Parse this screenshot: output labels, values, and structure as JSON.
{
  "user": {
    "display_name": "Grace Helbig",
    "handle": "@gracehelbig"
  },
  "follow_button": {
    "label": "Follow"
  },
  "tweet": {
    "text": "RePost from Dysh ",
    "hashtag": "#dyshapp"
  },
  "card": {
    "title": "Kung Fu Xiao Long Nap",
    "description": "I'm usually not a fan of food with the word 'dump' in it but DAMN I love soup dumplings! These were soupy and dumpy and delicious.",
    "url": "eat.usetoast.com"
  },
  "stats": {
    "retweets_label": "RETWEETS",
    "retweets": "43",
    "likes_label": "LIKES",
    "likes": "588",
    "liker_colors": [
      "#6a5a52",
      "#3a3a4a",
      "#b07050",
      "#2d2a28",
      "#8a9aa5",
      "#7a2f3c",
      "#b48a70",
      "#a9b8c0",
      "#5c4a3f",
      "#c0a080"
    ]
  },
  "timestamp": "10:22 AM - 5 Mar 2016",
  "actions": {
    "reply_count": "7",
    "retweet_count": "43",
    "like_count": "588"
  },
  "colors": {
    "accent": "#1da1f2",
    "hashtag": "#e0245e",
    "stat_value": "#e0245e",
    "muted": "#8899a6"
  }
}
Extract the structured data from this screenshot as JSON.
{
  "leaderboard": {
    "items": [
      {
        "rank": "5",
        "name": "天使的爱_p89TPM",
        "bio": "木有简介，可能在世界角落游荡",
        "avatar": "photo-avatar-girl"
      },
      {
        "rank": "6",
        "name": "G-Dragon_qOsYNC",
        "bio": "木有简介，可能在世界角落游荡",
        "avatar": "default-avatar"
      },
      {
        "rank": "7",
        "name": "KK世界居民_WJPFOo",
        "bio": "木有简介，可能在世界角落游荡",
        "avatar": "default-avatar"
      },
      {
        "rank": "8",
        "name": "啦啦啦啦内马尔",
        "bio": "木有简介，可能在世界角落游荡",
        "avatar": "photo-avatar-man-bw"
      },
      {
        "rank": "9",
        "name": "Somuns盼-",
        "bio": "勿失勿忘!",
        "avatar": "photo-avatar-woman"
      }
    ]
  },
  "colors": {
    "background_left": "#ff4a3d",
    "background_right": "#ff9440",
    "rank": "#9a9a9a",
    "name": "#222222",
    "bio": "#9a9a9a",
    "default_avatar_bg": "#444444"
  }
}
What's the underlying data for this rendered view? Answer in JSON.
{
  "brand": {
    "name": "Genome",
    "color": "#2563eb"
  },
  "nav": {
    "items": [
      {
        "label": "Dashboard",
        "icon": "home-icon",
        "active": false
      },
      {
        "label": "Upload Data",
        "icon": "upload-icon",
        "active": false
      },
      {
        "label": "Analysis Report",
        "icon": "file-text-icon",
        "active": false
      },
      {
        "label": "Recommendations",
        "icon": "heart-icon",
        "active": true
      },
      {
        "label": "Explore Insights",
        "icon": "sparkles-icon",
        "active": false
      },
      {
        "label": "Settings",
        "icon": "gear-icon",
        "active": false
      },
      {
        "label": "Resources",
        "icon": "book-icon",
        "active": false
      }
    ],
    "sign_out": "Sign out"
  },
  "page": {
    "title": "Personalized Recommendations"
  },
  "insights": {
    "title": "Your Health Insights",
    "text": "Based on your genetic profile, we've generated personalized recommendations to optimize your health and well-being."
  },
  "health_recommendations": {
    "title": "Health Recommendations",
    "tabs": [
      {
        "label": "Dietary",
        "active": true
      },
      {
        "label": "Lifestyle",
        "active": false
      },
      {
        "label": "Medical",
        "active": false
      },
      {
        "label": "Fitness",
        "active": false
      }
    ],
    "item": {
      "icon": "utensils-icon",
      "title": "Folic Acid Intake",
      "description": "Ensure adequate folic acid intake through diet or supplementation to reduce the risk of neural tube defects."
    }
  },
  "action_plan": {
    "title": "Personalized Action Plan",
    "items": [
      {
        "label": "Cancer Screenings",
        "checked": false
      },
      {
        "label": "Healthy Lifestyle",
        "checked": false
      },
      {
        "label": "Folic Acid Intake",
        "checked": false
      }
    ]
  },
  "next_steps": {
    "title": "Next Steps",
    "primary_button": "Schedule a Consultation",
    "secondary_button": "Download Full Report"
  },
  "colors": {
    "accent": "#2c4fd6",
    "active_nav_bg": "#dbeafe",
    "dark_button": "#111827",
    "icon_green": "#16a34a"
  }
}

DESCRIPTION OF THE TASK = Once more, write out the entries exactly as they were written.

YOUR SOLUTION =
Parse this screenshot: output labels, values, and structure as JSON.
{
  "user": {
    "display_name": "Grace Helbig",
    "handle": "@gracehelbig"
  },
  "follow_button": {
    "label": "Follow"
  },
  "tweet": {
    "text": "RePost from Dysh ",
    "hashtag": "#dyshapp"
  },
  "card": {
    "title": "Kung Fu Xiao Long Nap",
    "description": "I'm usually not a fan of food with the word 'dump' in it but DAMN I love soup dumplings! These were soupy and dumpy and delicious.",
    "url": "eat.usetoast.com"
  },
  "stats": {
    "retweets_label": "RETWEETS",
    "retweets": "43",
    "likes_label": "LIKES",
    "likes": "588",
    "liker_colors": [
      "#6a5a52",
      "#3a3a4a",
      "#b07050",
      "#2d2a28",
      "#8a9aa5",
      "#7a2f3c",
      "#b48a70",
      "#a9b8c0",
      "#5c4a3f",
      "#c0a080"
    ]
  },
  "timestamp": "10:22 AM - 5 Mar 2016",
  "actions": {
    "reply_count": "7",
    "retweet_count": "43",
    "like_count": "588"
  },
  "colors": {
    "accent": "#1da1f2",
    "hashtag": "#e0245e",
    "stat_value": "#e0245e",
    "muted": "#8899a6"
  }
}
Extract the structured data from this screenshot as JSON.
{
  "leaderboard": {
    "items": [
      {
        "rank": "5",
        "name": "天使的爱_p89TPM",
        "bio": "木有简介，可能在世界角落游荡",
        "avatar": "photo-avatar-girl"
      },
      {
        "rank": "6",
        "name": "G-Dragon_qOsYNC",
        "bio": "木有简介，可能在世界角落游荡",
        "avatar": "default-avatar"
      },
      {
        "rank": "7",
        "name": "KK世界居民_WJPFOo",
        "bio": "木有简介，可能在世界角落游荡",
        "avatar": "default-avatar"
      },
      {
        "rank": "8",
        "name": "啦啦啦啦内马尔",
        "bio": "木有简介，可能在世界角落游荡",
        "avatar": "photo-avatar-man-bw"
      },
      {
        "rank": "9",
        "name": "Somuns盼-",
        "bio": "勿失勿忘!",
        "avatar": "photo-avatar-woman"
      }
    ]
  },
  "colors": {
    "background_left": "#ff4a3d",
    "background_right": "#ff9440",
    "rank": "#9a9a9a",
    "name": "#222222",
    "bio": "#9a9a9a",
    "default_avatar_bg": "#444444"
  }
}
What's the underlying data for this rendered view? Answer in JSON.
{
  "brand": {
    "name": "Genome",
    "color": "#2563eb"
  },
  "nav": {
    "items": [
      {
        "label": "Dashboard",
        "icon": "home-icon",
        "active": false
      },
      {
        "label": "Upload Data",
        "icon": "upload-icon",
        "active": false
      },
      {
        "label": "Analysis Report",
        "icon": "file-text-icon",
        "active": false
      },
      {
        "label": "Recommendations",
        "icon": "heart-icon",
        "active": true
      },
      {
        "label": "Explore Insights",
        "icon": "sparkles-icon",
        "active": false
      },
      {
        "label": "Settings",
        "icon": "gear-icon",
        "active": false
      },
      {
        "label": "Resources",
        "icon": "book-icon",
        "active": false
      }
    ],
    "sign_out": "Sign out"
  },
  "page": {
    "title": "Personalized Recommendations"
  },
  "insights": {
    "title": "Your Health Insights",
    "text": "Based on your genetic profile, we've generated personalized recommendations to optimize your health and well-being."
  },
  "health_recommendations": {
    "title": "Health Recommendations",
    "tabs": [
      {
        "label": "Dietary",
        "active": true
      },
      {
        "label": "Lifestyle",
        "active": false
      },
      {
        "label": "Medical",
        "active": false
      },
      {
        "label": "Fitness",
        "active": false
      }
    ],
    "item": {
      "icon": "utensils-icon",
      "title": "Folic Acid Intake",
      "description": "Ensure adequate folic acid intake through diet or supplementation to reduce the risk of neural tube defects."
    }
  },
  "action_plan": {
    "title": "Personalized Action Plan",
    "items": [
      {
        "label": "Cancer Screenings",
        "checked": false
      },
      {
        "label": "Healthy Lifestyle",
        "checked": false
      },
      {
        "label": "Folic Acid Intake",
        "checked": false
      }
    ]
  },
  "next_steps": {
    "title": "Next Steps",
    "primary_button": "Schedule a Consultation",
    "secondary_button": "Download Full Report"
  },
  "colors": {
    "accent": "#2c4fd6",
    "active_nav_bg": "#dbeafe",
    "dark_button": "#111827",
    "icon_green": "#16a34a"
  }
}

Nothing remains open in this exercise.